GOAL OF THE EXERCISE – Emit the data below verbatim, stripping out any pictures.

MATERIALS PROVIDED –
Segment Open
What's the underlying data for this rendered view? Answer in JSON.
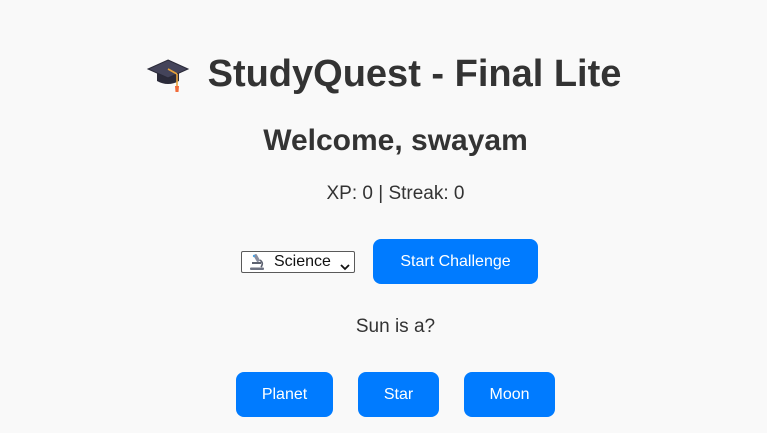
{
  "header": {
    "icon": "graduation-cap-icon",
    "title": "StudyQuest - Final Lite"
  },
  "welcome": "Welcome, swayam",
  "stats": "XP: 0 | Streak: 0",
  "subject_select": {
    "icon": "microscope-icon",
    "selected": "Science"
  },
  "start_button": "Start Challenge",
  "question": "Sun is a?",
  "options": [
    "Planet",
    "Star",
    "Moon"
  ],
  "colors": {
    "accent": "#007bff",
    "text": "#333333",
    "background": "#f9f9f9"
  }
}
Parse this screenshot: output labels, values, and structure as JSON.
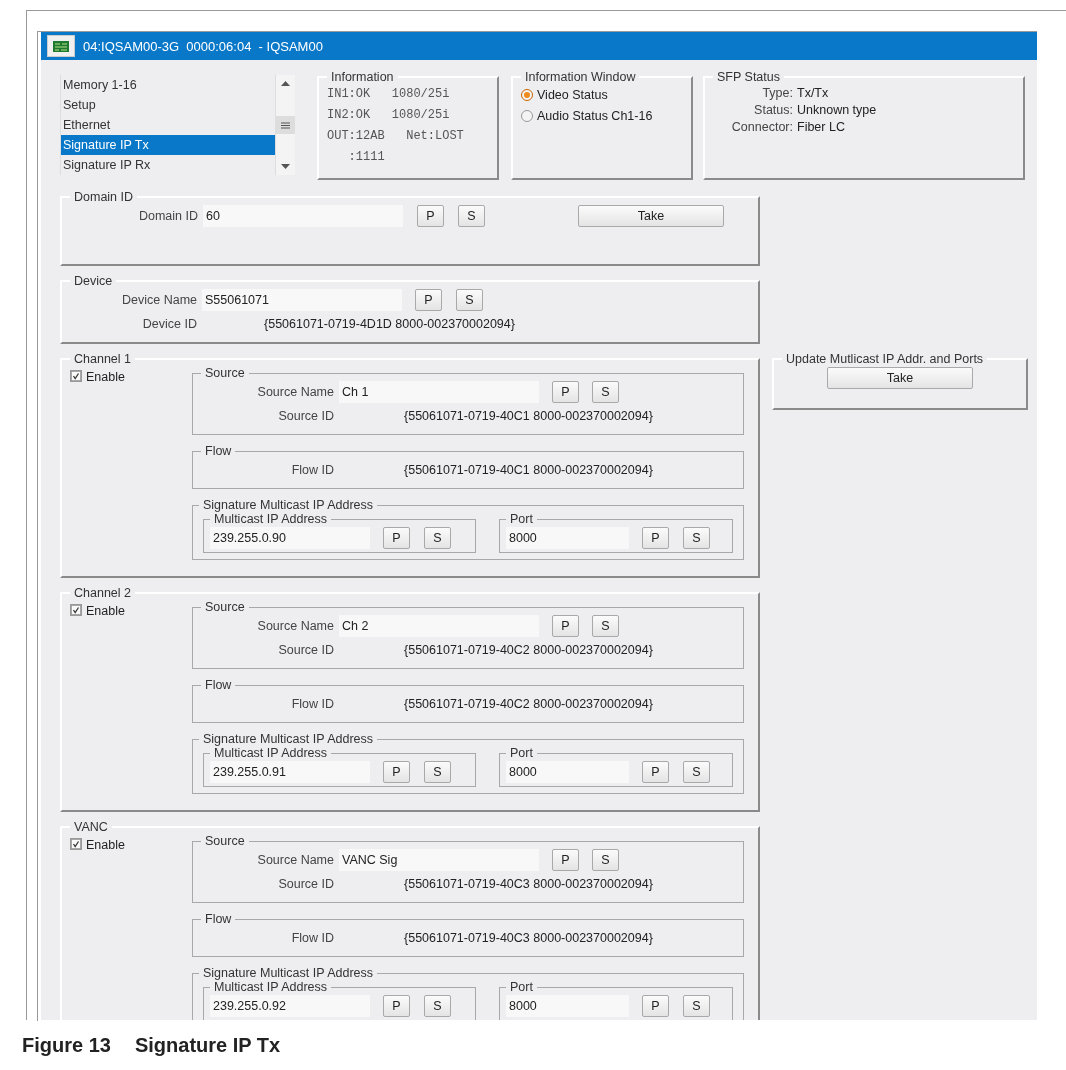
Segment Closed
SOLUTION FOR THIS EXERCISE –
What's the underlying data for this rendered view? Answer in JSON.
{
  "header": {
    "icon": "graduation-cap-icon",
    "title": "StudyQuest - Final Lite"
  },
  "welcome": "Welcome, swayam",
  "stats": "XP: 0 | Streak: 0",
  "subject_select": {
    "icon": "microscope-icon",
    "selected": "Science"
  },
  "start_button": "Start Challenge",
  "question": "Sun is a?",
  "options": [
    "Planet",
    "Star",
    "Moon"
  ],
  "colors": {
    "accent": "#007bff",
    "text": "#333333",
    "background": "#f9f9f9"
  }
}
Parse this screenshot: output labels, values, and structure as JSON.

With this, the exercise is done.